In May 1916, due to the financial position caused by the huge reduction in trade, Teignmouth Harbour Commissioners ended the contract of the River Surveyor, S. Lang, whose duties included maintaining channels in the Teign to ensure the barges from the Stover and Hackney canals had free passage, day or night.  Lang would go on to serve in the Royal Artillery, being seriously wounded in 1917. He asked that his position be kept open if he came back, and due to his previous long–service he asked for 5/- per week to be paid to his wife and three children. The Commissioners refused and resolved that the Harbour Master be paid an extra 5/- per week to inspect the river as often as possible

Alongside the reports of former clay workers as battle casualties, weekly reports of Tribunal appeals for clay workers and those trades linked to clay – bargemen, steam wagon drivers, brickyard workers and pottery workers, would continue to feature in the local papers until the war’s end.

With the return to unrestricted submarine warfare by the Germans in January 1917, most ship owners were unwilling to undertake the transport of clay from Teignmouth, which affected continental customers badly.  In May 1917 it was reported that four ships coming to Teignmouth for clay had been torpedoed. This was followed by the sinking of the 271-ton Teignmouth-owned, ‘Cuba’, a British barquentine, en-route to France with clay and, a few days later, by a report that one or two German submarines were waiting for a vessel that had just finished loading with clay. Many shipments, especially to the USA, were switched to deep sea ports where convoy protection could be offered. By mid-July the Teignmouth Harbour Commissioners were reporting that in two weeks only one vessel had left loaded with clay and by September five of WBB cargos had been lost to submarines. The transport difficulties would continue into 1918 as it became increasingly difficult to obtain rail wagons – 2,000 were sent to France in January. By now sea freights to some continental customers had increased to 90/- from 14/- per ton pre-war. In 1918 the Teignmouth Harbour Commissioners reported that between the 18th July and 5th September there were no arrivals or sailings at the port. However, as the tide of the war turned, by October six cargos of clay had been loaded and sailed.

As the war progressed, increasing food prices led to regular union demands for payment of war bonuses. The clay companies mostly accepted these, fearing strikes and the loss of their remaining workforce to higher paid jobs in munitions. With many customers unable to secure the supplies of ball clay they needed, the clay companies were able to pass on cost increases to their customers who were themselves raising prices; by November 1917 the Staffordshire potteries had doubled their prices. Despite the loss of tonnage, WBB profits did not fall below 25% of pre-war levels, due to the commensurate reduction in the workforce and to the price of typical clay increasing from 16/- per ton in 1914 to 29/- by the end of the war.

In conclusion, ball clay production contracted from the beginning of the war as a result of the loss of manpower and the interruption of shipping, and contracted further for these reasons as the war progressed.
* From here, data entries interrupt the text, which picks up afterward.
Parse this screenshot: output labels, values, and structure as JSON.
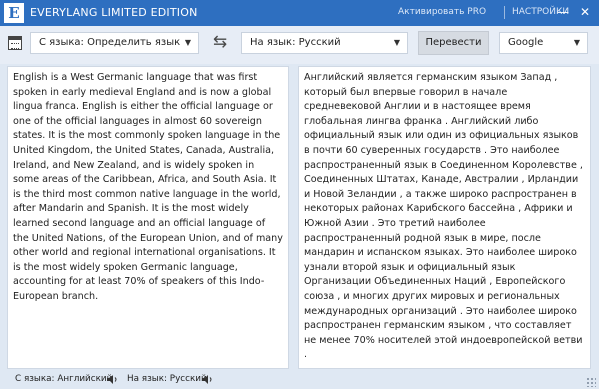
{
  "window": {
    "logo_letter": "E",
    "title": "EVERYLANG LIMITED EDITION",
    "activate_pro": "Активировать PRO",
    "settings": "НАСТРОЙКИ",
    "minimize": "—",
    "close": "✕"
  },
  "toolbar": {
    "from_lang": "С языка: Определить язык",
    "to_lang": "На язык: Русский",
    "translate_label": "Перевести",
    "engine": "Google",
    "swap_symbol": "⇆"
  },
  "source_text": "English is a West Germanic language that was first spoken in early medieval England and is now a global lingua franca. English is either the official language or one of the official languages in almost 60 sovereign states. It is the most commonly spoken language in the United Kingdom, the United States, Canada, Australia, Ireland, and New Zealand, and is widely spoken in some areas of the Caribbean, Africa, and South Asia. It is the third most common native language in the world, after Mandarin and Spanish. It is the most widely learned second language and an official language of the United Nations, of the European Union, and of many other world and regional international organisations. It is the most widely spoken Germanic language, accounting for at least 70% of speakers of this Indo-European branch.",
  "translated_text": "Английский является германским языком Запад , который был впервые говорил в начале средневековой Англии и в настоящее время глобальная лингва франка . Английский либо официальный язык или один из официальных языков в почти 60 суверенных государств . Это наиболее распространенный язык в Соединенном Королевстве , Соединенных Штатах, Канаде, Австралии , Ирландии и Новой Зеландии , а также широко распространен в некоторых районах Карибского бассейна , Африки и Южной Азии . Это третий наиболее распространенный родной язык в мире, после мандарин и испанском языках. Это наиболее широко узнали второй язык и официальный язык Организации Объединенных Наций , Европейского союза , и многих других мировых и региональных международных организаций . Это наиболее широко распространен германским языком , что составляет не менее 70% носителей этой индоевропейской ветви .",
  "status": {
    "from_label": "С языка: Английский",
    "to_label": "На язык: Русский"
  },
  "colors": {
    "titlebar": "#2e6fc0",
    "background": "#dfe8f3"
  }
}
However, because of the sustained demand for clay in the manufacture of ceramics the companies were generally able to sell all their production and pass on inflated labour and transport costs to their customers. Consequently, they pulled through the war, albeit with greatly reduced profits. For the workforce and their families, the impact was more personal – especially for those whose fate was reported in the local newspapers.

John Ellis, Richard Harris, John Pike

January 2018